Assistant Professor (Research)
|Assistant Professor (Research) in the Institute for Medical Humanities|
I am an Assistant Professor (Research) at the Institute for Medical Humanities and the current Principal Investigator on the Wellcome Trust-funded Black Health and the Humanities Network. I also co-lead the new NNMHR-funded Neurodivergent Humanities Network. My research is broadly situated at the intersection of the medical humanities and critical race studies; I am interested in how creative practitioners in contemporary African diasporic contexts express distress and healing, in ways that exceed dominant Euro-American biomedical models and disrupt clinical framings of distress as ‘disorder’. Principally, my work is committed to a decolonial and intersectional approach, bridging interdisciplinary perspectives across the medical humanities, critical race, literary, and neurodiversity studies.
I completed my doctorate at Durham University, where I also pursued my BA and MA degrees. My thesis drew on a multimodal corpus of fiction, life writing, visual art, television and film by contemporary African creatives, to explore how representations of distress might re-script prevailing psychiatric narratives of illness and wellness. It ultimately worked towards formulating a guiding methodology for meaningfully attending to these embodied expressions.
My work is indebted to the invaluable conversations that emerged through the Black Health and the Humanities Network, which I had the privilege of being a part of during my doctoral study. This network brought together a community of researchers broadly situated in the field of black health, led by Dr Josie Gill and Dr Amber Lascelles at the University of Bristol’s Centre for Black Humanities from 2021-2022. In my role as the new PI of the network, myself and co-PI, Shelda-Jane Smith (University of Liverpool) are looking forward to extending the network’s existing reach and research possibilities through cross-institutional collaborations between network members, Durham’s IMH, and Liverpool’s Centre for Health, Medical and Environmental Humanities.
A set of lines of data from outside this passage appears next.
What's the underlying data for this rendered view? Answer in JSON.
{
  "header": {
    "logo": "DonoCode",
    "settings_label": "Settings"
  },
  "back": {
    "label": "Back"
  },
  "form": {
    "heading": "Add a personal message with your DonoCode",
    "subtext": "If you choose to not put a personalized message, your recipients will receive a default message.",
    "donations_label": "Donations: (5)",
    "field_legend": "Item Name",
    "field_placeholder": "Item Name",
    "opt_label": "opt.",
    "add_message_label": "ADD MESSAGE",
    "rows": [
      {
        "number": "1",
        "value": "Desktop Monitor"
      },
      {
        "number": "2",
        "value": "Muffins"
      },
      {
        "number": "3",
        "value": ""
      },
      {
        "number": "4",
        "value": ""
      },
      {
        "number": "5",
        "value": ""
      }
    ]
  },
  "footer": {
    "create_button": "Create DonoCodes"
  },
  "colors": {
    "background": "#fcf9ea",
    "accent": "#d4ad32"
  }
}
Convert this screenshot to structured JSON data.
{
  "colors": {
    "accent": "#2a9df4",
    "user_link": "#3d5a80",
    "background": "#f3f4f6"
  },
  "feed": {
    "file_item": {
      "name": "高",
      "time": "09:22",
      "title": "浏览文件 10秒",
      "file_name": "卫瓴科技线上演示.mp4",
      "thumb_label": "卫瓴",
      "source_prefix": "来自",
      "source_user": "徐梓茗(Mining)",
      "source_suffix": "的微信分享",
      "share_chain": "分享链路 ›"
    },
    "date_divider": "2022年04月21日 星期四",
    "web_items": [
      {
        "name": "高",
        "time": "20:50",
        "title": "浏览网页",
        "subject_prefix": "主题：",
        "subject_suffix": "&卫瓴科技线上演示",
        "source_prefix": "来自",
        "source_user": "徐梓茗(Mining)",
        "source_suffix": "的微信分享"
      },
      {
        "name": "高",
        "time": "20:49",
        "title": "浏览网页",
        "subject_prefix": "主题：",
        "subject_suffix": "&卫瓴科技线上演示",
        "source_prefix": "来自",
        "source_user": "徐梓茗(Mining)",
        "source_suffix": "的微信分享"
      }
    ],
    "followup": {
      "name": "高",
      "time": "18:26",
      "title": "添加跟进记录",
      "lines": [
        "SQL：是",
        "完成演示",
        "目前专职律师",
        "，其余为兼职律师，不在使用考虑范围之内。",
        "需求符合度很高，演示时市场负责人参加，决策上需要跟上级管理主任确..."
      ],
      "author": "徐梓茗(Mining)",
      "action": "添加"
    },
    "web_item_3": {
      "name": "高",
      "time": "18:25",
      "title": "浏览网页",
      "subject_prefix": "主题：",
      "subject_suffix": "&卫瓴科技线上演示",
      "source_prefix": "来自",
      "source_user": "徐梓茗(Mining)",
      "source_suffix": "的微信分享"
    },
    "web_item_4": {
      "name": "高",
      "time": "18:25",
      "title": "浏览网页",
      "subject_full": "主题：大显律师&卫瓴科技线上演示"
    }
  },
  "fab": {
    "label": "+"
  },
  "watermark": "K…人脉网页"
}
We are keen to facilitate critical conversations and interventions in decolonising healthcare research, drawing on the range of disciplinary expertise and interests across these robust research communities.